The Toughest Part of Being a Professor – Tips for Surviving the Campus Life
- August 4, 2022
- Posted by: usamashabir
- Category: Teaching & Academics
Being a professor is the toughest part of being a college student. You’re expected to put in long hours, teach undergraduates who are studying for finals, and make small talk with your students at lunch. But you know what? You get it! You’re one of the few people who actually enjoys this type of schedule. Being a professor is, in fact, the hardest job in academia. Even though we work long hours and sometimes feel exhausted by the end of the day, we still love what we do. If you think about it, teaching is actually more challenging than most jobs. There’s an inherent pressure to produce results, and students expect professors to share their research so they can learn from it. As a result, teaching can be extremely stressful and difficult at times. Fortunately, there are ways that you as a professor can reduce stress and increase your productivity without sacrificing your academic integrity or professional reputation:
Don’t Expect Fair Treatment From Your Students
Most students don’t expect to be given a perfect score on their exams. They know that you won’t give them a 100% effort, and they accept it. The problem with this is that when you don’t give a student a 100% effort, they feel rejected. This can lead to feelings of inadequacy, which can be incredibly difficult to overcome. In order to reduce the sting of rejections, try to remember that your students are generally smart and have grown-up experiences compared to you. Don’t compare yourself to them. Instead, accept that you got a 10% on your final, and move forward.
Communicate With Your Students
You never know how your students will act, so it’s important to have a communication plan in place in advance. You don’t have to always be the one trying to get through to your students. There are services such as Zoom, which allows you to make video or telephone calls to your students without constantly having to take the phone out of your hand. Stay in touch with your students using different communication channels. Ask them how they’re doing, and check in with them regularly. If you don’t, you may end up feeling guilty or like you’re expecting too much from them.
Stay Patient and Persistent
We all have our good points and our bad points. As a result, it’s important to stay patient and persistent when dealing with your students. There will be times when you don’t get your questions answered, or when a student doesn’t seem to be listening to you. At these times, it’s important to remember that students are, in fact, trying to learn from you. They’re trying to figure out how to best approach the material, and they may be trying to understand you better too. Keep in mind that students are always learning.
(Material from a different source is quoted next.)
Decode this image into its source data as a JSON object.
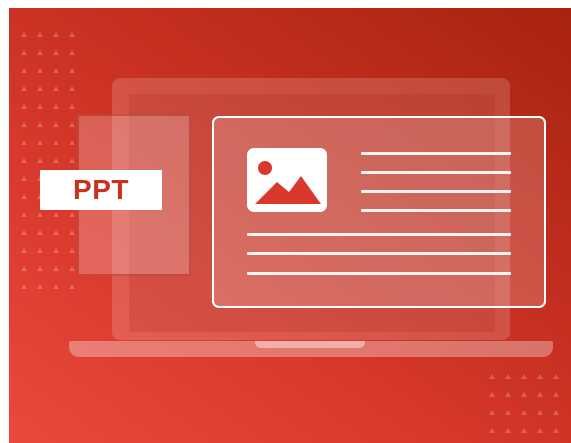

No two students are ever going to respond the same way. If you ask them the same question over and over again and get nowhere, it may be because they don’t understand the question properly. At the end of the day, you’re the one trying to learn from your students, so keep trying and keep patient.
Negotiate Any Issues with Your Students
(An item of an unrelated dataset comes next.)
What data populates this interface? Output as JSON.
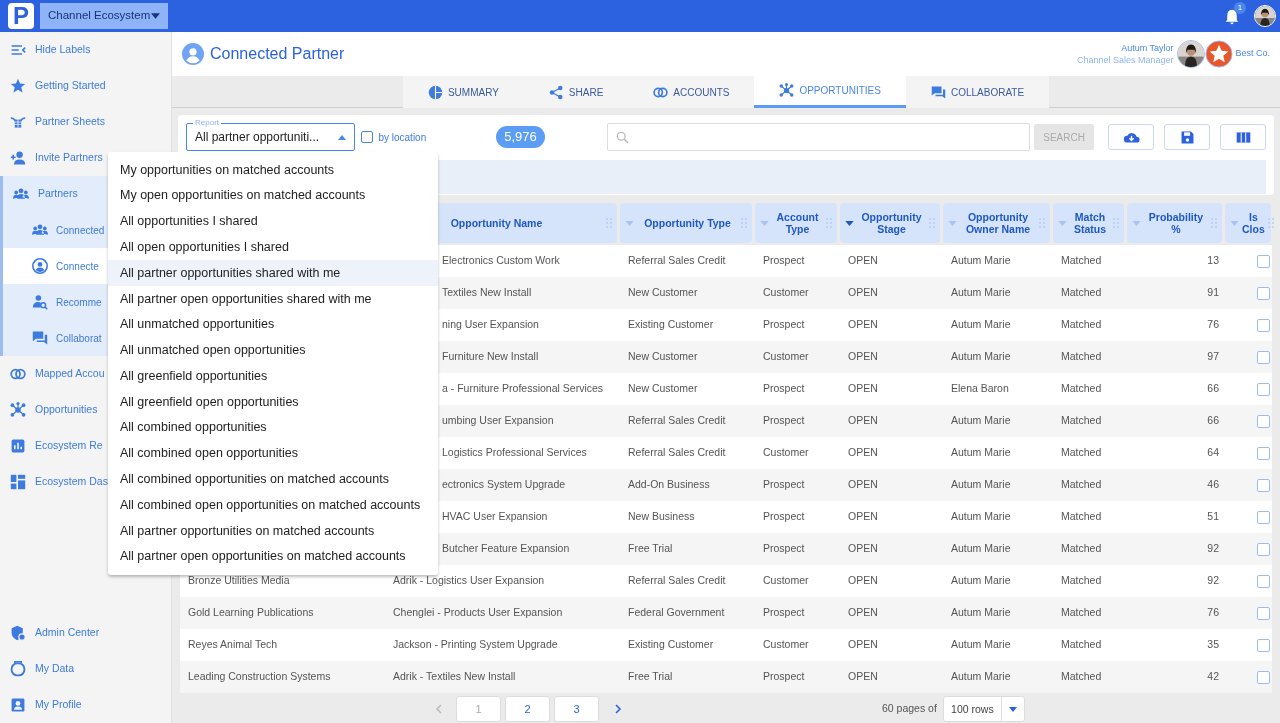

Sometimes you just have to put your foot down and talk to your students like adults. This doesn’t mean that you have to be critical or that you have to be confrontational. It simply means that you have to be serious about the issue at hand, and that you won’t take things lightly. If you have a problem with a student who isn’t being cooperative, try to negotiate the issue with them first. This could save you from having a serious problem down the road. If you feel that a problem cannot be solved, say so. You don’t have to “ruin your career” or “set a bad example for your students” by being publicly confrontational. Simply say that you don’t think the issue can be solved, and move on.
Take Regular Breaks and Exercise
Although we all love to see our students succeed, it’s important to take regular breaks and get active. It’s better for your health and helps you stay focused. If you’re dealing with a lot of overtime, you may want to consider changing your schedule. There are plenty of clinics and groups on campus that have early morning and evening meetings that you could join if you wanted to get away from it all. Make sure to take care of yourself, too. You need to take care of your body so that you can function well during your shifts, and provide for your family.
As a college student, you’re always looking for ways to improve your grades and get into the best possible graduate school. Teaching is a great way to show your students how much you care, and to put your knowledge to work for them. The hardest part of being a professor is definitely the beginning. You have no idea how your career will turn out, and how long you’ll be able to do this. There are definitely challenges in being a professor, but there’s also a lot of satisfaction in knowing that you’re making an impact on the lives of your students.